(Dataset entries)
☆ ☆ ☆ ☆

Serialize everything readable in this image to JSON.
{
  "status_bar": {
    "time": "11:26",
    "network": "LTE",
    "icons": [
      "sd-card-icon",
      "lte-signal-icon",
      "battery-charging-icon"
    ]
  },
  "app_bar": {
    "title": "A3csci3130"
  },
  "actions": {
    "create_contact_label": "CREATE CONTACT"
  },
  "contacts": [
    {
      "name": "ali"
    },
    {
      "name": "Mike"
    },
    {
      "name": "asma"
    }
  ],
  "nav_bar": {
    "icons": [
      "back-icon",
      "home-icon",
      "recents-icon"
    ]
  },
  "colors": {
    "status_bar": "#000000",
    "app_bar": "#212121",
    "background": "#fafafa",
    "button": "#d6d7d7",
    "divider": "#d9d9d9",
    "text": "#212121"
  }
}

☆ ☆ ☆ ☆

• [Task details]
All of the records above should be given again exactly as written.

• [Task answer]
Serialize everything readable in this image to JSON.
{
  "status_bar": {
    "time": "11:26",
    "network": "LTE",
    "icons": [
      "sd-card-icon",
      "lte-signal-icon",
      "battery-charging-icon"
    ]
  },
  "app_bar": {
    "title": "A3csci3130"
  },
  "actions": {
    "create_contact_label": "CREATE CONTACT"
  },
  "contacts": [
    {
      "name": "ali"
    },
    {
      "name": "Mike"
    },
    {
      "name": "asma"
    }
  ],
  "nav_bar": {
    "icons": [
      "back-icon",
      "home-icon",
      "recents-icon"
    ]
  },
  "colors": {
    "status_bar": "#000000",
    "app_bar": "#212121",
    "background": "#fafafa",
    "button": "#d6d7d7",
    "divider": "#d9d9d9",
    "text": "#212121"
  }
}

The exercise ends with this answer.